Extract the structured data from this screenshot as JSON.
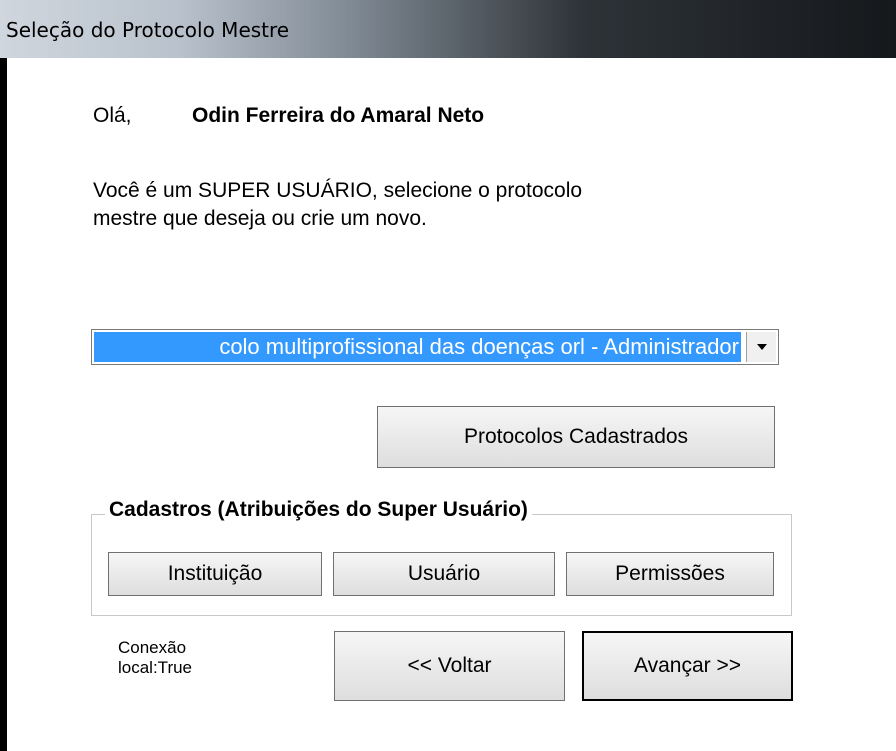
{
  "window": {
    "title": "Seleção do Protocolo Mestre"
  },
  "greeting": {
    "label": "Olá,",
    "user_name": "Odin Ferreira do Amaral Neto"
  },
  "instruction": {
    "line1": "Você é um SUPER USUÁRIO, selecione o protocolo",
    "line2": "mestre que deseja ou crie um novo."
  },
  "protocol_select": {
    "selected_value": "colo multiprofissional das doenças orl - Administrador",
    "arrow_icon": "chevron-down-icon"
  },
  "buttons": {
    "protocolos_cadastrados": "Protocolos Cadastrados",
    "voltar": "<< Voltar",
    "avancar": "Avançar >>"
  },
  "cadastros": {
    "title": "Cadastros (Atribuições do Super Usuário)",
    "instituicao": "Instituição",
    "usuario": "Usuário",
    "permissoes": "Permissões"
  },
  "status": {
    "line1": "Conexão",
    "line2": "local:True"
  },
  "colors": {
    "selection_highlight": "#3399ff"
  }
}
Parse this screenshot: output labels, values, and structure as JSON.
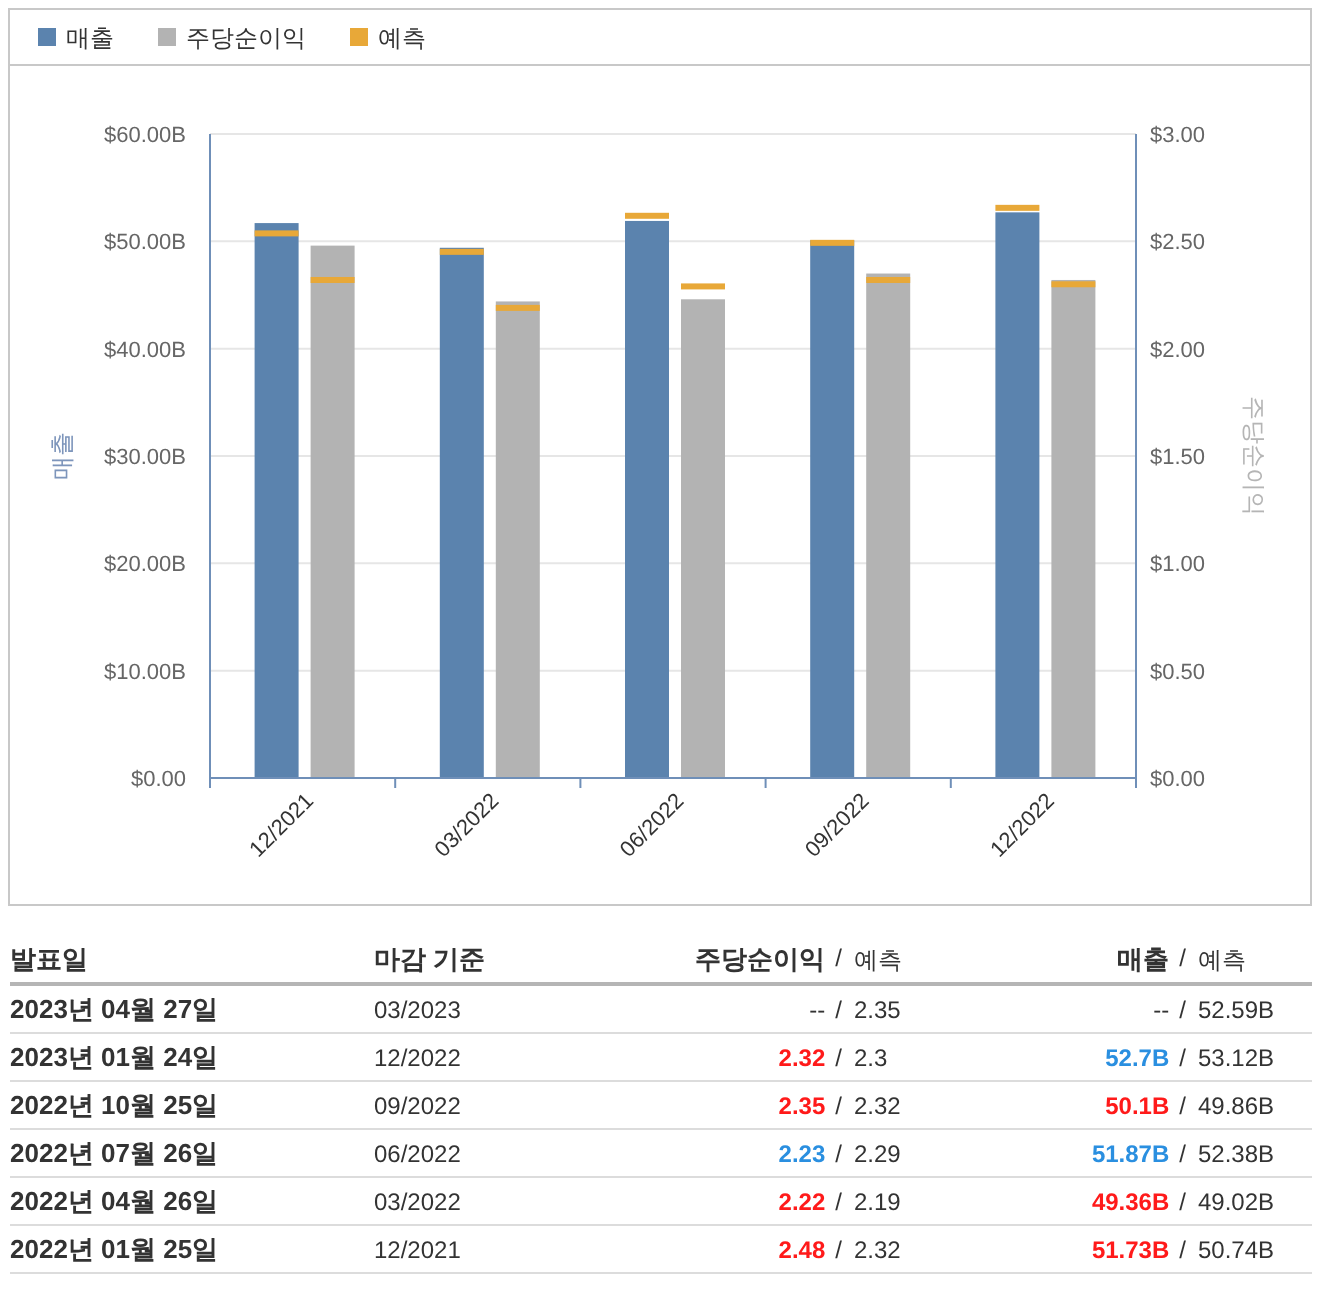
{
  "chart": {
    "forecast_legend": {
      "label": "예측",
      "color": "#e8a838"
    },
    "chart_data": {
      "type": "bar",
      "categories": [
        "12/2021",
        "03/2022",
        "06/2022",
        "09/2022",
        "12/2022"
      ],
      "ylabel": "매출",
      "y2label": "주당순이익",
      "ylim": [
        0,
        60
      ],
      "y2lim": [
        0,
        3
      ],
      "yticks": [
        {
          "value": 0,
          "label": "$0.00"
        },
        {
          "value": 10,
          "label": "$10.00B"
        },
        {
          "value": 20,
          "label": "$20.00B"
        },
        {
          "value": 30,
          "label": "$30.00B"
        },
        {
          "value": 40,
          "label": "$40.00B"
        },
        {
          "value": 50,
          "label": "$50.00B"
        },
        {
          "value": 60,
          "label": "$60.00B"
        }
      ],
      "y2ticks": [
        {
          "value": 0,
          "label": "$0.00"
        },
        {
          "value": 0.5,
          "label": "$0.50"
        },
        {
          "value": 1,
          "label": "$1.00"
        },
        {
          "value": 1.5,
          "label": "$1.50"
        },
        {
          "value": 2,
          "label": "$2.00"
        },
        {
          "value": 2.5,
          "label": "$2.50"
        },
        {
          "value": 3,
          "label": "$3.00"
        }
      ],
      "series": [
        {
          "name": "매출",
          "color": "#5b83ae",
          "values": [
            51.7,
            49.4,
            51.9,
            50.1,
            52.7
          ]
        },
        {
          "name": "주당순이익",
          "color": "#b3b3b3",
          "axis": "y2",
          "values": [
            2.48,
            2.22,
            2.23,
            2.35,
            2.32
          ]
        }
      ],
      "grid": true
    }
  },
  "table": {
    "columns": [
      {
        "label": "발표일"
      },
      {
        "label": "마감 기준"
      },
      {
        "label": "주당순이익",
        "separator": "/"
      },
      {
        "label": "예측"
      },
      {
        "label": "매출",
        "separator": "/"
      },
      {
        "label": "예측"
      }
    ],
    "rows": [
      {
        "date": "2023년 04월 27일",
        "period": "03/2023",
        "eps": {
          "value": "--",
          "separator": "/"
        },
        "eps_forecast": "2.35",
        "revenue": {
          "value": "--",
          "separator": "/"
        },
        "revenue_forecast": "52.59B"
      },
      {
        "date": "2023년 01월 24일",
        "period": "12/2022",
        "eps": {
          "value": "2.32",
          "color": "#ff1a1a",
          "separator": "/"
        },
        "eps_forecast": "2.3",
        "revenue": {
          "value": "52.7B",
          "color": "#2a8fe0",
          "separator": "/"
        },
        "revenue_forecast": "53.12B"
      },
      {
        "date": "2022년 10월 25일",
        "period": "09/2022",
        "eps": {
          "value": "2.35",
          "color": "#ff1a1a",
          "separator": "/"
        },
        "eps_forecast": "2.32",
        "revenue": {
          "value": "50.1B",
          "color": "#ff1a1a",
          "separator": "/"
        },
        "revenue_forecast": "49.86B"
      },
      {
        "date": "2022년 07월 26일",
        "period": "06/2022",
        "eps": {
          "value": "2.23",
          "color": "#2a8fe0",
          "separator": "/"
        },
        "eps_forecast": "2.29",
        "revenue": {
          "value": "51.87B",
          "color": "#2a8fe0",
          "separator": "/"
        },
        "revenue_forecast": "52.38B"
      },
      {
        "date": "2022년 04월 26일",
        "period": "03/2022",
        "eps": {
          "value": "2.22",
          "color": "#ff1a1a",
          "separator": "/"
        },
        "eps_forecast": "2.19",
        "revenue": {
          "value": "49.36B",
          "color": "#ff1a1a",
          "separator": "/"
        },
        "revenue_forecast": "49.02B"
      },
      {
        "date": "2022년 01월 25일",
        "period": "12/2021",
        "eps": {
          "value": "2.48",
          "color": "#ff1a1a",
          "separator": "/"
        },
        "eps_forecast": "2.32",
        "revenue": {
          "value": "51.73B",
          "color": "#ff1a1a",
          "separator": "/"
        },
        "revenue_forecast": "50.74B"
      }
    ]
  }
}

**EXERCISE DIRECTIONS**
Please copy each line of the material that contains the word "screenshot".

**SOLUTION**
Extract the structured data from this screenshot as JSON.
Parse this screenshot: output labels, values, and structure as JSON.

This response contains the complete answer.